> Dataset records
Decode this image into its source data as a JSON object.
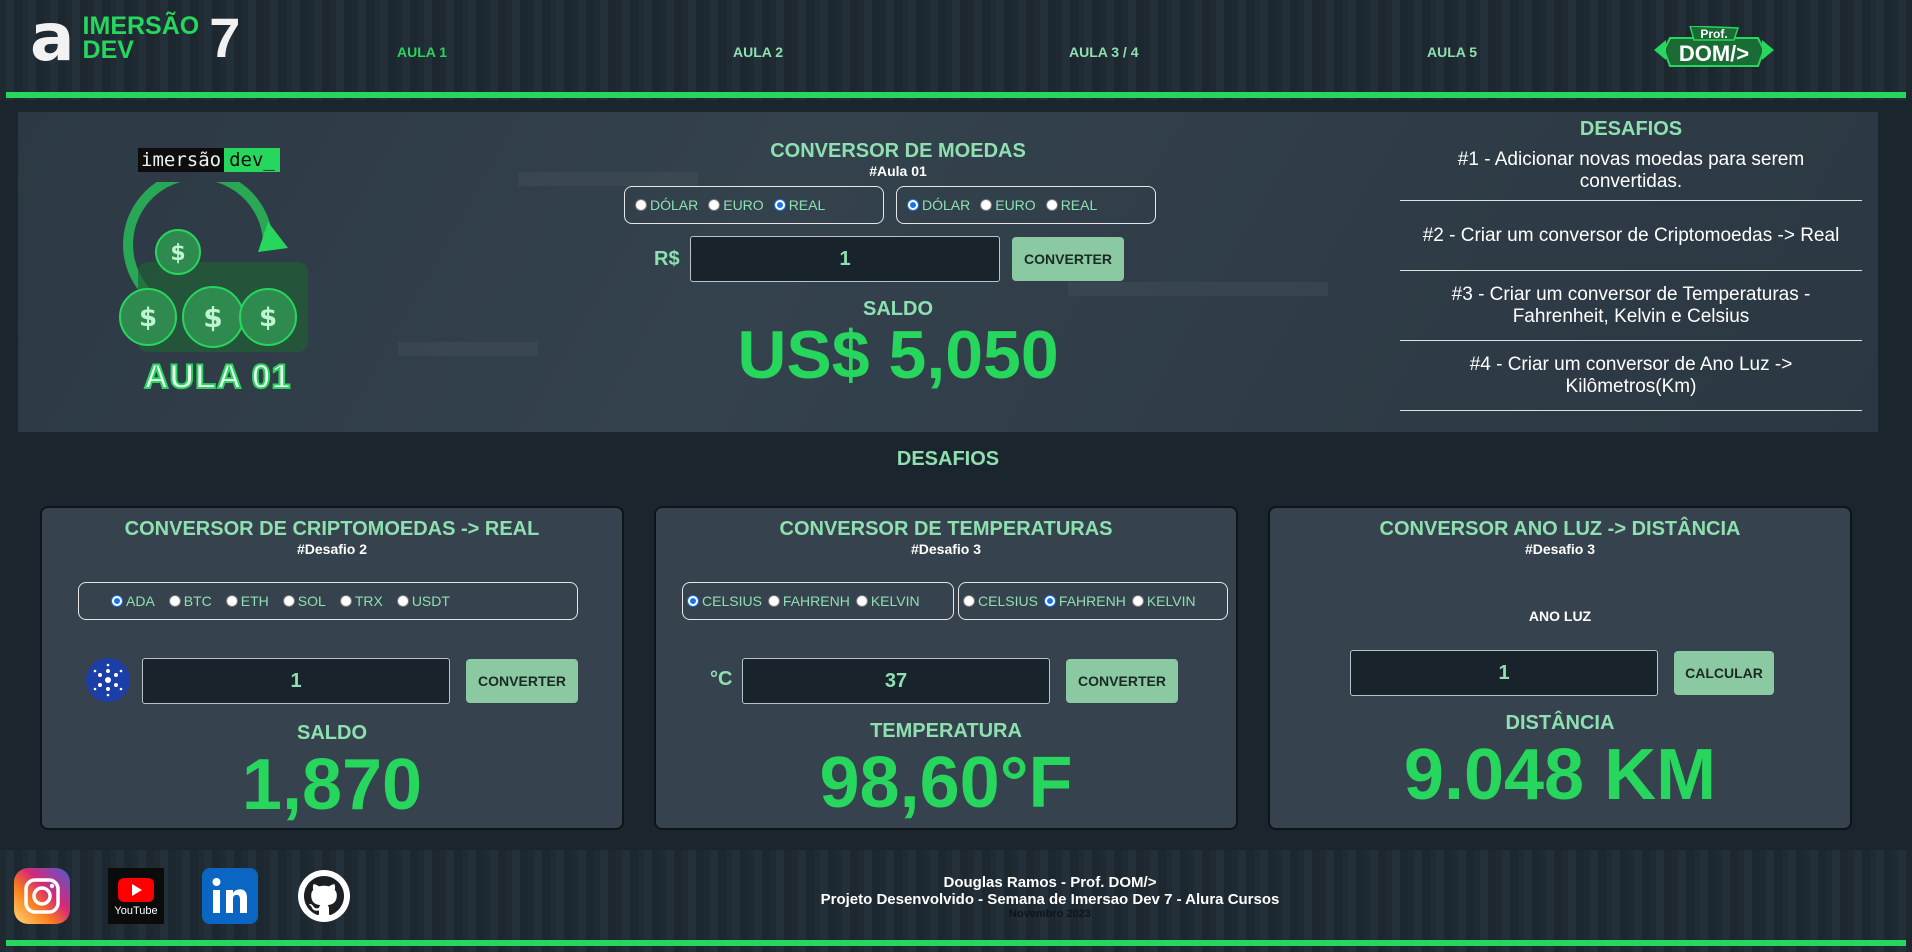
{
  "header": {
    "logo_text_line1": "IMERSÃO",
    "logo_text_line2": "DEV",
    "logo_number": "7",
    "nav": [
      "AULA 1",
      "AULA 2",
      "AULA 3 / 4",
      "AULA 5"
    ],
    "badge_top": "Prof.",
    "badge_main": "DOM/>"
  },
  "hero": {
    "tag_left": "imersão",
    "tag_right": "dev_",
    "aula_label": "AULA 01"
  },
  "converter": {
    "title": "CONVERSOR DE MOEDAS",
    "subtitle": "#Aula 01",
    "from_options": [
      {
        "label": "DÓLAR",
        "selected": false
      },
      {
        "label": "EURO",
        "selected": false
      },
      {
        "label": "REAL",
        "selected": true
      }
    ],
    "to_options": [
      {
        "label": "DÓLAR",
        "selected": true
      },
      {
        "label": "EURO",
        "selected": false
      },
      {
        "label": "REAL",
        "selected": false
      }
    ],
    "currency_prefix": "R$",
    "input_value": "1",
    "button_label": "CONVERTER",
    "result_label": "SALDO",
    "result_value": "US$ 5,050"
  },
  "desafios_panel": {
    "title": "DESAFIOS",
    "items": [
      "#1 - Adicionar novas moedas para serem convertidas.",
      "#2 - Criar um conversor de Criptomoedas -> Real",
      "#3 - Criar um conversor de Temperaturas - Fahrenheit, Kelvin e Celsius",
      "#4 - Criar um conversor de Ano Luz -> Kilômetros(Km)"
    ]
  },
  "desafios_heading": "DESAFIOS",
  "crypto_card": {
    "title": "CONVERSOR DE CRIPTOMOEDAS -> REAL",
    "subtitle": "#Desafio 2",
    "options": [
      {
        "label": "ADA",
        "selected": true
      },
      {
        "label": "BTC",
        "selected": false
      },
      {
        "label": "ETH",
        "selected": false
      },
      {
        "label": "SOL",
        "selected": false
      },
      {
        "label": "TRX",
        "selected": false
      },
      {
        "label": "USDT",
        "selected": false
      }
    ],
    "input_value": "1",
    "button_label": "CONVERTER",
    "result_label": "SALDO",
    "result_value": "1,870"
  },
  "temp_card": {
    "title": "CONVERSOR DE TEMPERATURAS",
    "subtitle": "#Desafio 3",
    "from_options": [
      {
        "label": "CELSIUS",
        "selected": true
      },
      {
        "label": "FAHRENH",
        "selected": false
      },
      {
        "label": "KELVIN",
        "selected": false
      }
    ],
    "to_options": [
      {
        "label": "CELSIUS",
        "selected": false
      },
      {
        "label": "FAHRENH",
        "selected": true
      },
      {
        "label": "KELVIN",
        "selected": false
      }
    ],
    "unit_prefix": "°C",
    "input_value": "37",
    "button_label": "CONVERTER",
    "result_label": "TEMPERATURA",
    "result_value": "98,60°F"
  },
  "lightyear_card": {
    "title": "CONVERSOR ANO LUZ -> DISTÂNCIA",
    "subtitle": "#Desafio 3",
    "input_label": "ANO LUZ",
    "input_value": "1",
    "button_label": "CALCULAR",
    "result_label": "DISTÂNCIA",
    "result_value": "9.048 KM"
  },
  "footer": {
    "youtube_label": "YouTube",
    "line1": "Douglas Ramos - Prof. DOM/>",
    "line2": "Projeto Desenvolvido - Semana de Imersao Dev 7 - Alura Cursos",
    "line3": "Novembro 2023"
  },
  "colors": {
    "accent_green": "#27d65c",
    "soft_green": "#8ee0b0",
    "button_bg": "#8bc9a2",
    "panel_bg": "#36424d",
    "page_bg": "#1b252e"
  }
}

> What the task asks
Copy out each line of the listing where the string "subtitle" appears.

> Task answer
    "subtitle": "#Aula 01",
    "subtitle": "#Desafio 2",
    "subtitle": "#Desafio 3",
    "subtitle": "#Desafio 3",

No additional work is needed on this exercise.